Then again, it could have just been the fact that I had made some remarkable male friends, myself, since I’d come to New York City, and the fact that it had been months since I’d spoken to the Neanderthal. Due to the new people, environs, and many livelier engagements, I was finally able to put him far behind me. That distance had caused me to view him from a different lens, and to compare/contrast him with other people that I knew. The conclusion that it led me to was that he was a unique case . . .
Since I’d come to the city, I’d made friendships that I actually enjoyed. There was a comedian friend I’d made, for instance, who had helped me to move several items of his own furniture into my new place for nothing (after months of talking with me about apartment options, being potential roommates, and leasing on his own place- none of which had worked, but had led us to further deepen our relationship) whom I had ended up crushing on. When I told him that I liked him, he was already dating another girl, and it was really too late for me to pry the door back open. Upon hearing his answer, my heart was cut up for a little while, but then I reanalyzed the situation, and realized that what we had was healthy . . . we remained in a friendship that we both found value in.
There was another dude, whom I had met at a café, once. It was a completely accidental, makeshift occasion, which led to his frequent efforts to message me over Facebook. The first time we met up for coffee ‘on purpose’ therefore, I headed him off, and told him that I was only interested in being friends, at the moment, and not really into doing ‘the date,’ thing. He said that he understood, that such was also his interest as well, and- long story short- on Thanksgiving evening, he ended up joining myself and my Chinese friend, eating Chinese dumplings and holding political/history discussion with us that kept me engaged for nearly three hours.
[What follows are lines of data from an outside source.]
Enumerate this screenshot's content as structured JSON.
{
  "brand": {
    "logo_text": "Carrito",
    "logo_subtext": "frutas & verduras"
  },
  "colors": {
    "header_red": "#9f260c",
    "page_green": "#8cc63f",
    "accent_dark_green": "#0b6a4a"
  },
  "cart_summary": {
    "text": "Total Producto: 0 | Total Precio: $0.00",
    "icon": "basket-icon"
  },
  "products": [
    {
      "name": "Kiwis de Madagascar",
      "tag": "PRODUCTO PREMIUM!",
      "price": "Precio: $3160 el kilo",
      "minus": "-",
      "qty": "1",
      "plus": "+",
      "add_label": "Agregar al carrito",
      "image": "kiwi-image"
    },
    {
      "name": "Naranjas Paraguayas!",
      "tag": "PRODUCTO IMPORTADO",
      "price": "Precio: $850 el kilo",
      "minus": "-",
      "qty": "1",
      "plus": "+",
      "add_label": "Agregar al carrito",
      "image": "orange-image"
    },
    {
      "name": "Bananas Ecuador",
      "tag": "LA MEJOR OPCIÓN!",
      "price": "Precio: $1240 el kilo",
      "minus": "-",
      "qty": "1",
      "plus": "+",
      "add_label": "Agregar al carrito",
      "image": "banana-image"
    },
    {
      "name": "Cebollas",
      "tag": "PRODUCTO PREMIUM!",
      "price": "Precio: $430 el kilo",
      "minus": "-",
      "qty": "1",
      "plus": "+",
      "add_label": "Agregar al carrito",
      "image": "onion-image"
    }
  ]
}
He offered to put artwork on my walls before he left, giving me the opportunity to save money, and decorate my new apartment as I had always longed to-
We are still good friends, as well.
It is indeed possible. Men and women can be good friends, after all. I had not been sure, until I’d had the chance to move on, and heal the tissue of my heart, which had been dying, on a certain level, ever since I had taken the opportunity to try and get to know the Neanderthal.
My new experiences had allowed me to move on, finally, and overcome any past insecurities which he had caused me. My original desire to open up a friendship with the Neanderthal, I’d realized then- my belief in the fact that a relationship within the matrix of ‘just being friends’ existed, was not misleading. It is the people that lead you astray. The road to utopia, and idealism, is always available, but the door can only be opened when you have the right people helping- if you are talking to someone who doesn’t have the key, then it will be virtually impossible to open the door, because they don’t have the tool to envision the same scenery-
It is a beautiful vision, which can only be opened with the help of true friends. Or only with the help of . . . ‘just friends.’